Zizi’s study focusses on trending topics on Twitter; she picked a number of trending topics to gather some 1,700 tweets for further analysis of performative elements. This measured the magnitude of performance (the scale and scope of performance), the presence of play, and the different strategies of play being employed (playing with convention, exaggeration, fragmentation, repetition, and incomplete movements), as well as general content characteristics, themes, and redundancy.

What shape does the performance of the self take, then? How do they balance publicity, privacy, and sociality? In the first place, 80% of the tweets contained no @reply mentions or comments, only the hashtag – the self was front and centre, even if it was an overt attempt to communicate. The most popular strategy for play was reordering (of grammatical rules, syntax, spelling, convention, etc.). The magnitude of performance and the degree of playfulness were inversely related, as it turned out.

Acting out and ‘as if’ elements were played out through profanity, vulgarity, drama, shock value, and private/public crossovers; depending on topic, this was different across different trending topics, too. Tagging was evident as a performative act; it includes the comment in a particular conversation, but it is also tagging in a graffiti sense: signing a statement and affording it a greater visibility.

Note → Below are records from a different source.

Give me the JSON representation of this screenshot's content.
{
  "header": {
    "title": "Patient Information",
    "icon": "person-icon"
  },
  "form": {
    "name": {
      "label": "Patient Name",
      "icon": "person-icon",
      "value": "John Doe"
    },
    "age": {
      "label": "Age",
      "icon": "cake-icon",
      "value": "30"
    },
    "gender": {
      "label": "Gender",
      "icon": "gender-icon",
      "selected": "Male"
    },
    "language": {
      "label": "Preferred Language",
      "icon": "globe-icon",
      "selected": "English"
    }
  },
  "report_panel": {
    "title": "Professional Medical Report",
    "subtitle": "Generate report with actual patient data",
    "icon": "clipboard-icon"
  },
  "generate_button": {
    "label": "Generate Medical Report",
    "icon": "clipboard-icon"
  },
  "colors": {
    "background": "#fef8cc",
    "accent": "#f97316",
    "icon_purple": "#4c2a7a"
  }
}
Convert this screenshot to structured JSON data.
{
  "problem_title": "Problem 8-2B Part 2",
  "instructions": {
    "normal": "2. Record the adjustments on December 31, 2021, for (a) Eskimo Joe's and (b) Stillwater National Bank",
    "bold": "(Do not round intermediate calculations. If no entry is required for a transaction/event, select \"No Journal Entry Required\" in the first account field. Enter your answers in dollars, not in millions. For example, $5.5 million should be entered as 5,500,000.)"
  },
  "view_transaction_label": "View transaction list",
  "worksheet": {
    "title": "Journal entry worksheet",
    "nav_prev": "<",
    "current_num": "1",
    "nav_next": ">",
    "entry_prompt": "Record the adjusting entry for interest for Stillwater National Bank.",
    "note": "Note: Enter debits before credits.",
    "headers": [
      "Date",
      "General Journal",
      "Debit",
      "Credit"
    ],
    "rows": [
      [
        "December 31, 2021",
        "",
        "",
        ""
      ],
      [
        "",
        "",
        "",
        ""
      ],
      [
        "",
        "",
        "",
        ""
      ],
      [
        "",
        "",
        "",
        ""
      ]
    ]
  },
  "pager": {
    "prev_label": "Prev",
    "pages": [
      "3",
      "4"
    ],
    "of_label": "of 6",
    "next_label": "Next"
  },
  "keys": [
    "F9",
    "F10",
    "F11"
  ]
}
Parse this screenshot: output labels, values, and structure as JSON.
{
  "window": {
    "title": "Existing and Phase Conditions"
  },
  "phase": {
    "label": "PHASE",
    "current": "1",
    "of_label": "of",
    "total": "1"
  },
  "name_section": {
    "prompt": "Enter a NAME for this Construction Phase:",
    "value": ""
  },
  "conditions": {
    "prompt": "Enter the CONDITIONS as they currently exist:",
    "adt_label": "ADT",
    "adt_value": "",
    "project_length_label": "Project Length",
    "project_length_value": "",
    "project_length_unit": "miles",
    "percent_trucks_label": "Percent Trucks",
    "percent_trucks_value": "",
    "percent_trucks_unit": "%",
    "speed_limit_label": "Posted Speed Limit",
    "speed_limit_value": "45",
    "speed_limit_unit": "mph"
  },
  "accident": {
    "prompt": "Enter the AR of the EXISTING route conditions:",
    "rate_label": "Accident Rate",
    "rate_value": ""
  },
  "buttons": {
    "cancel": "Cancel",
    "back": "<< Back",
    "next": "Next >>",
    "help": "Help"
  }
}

Affect also played an important role – while there was an appearance of spontaneity, this was a form of deliberate improvisation.

These performative strategies can be thought of as part of the ongoing storytelling of the self; they are a form of emotional release and affect as well; connect with publicity and the everyday; and combine redaction and improvisation to generate theatricality.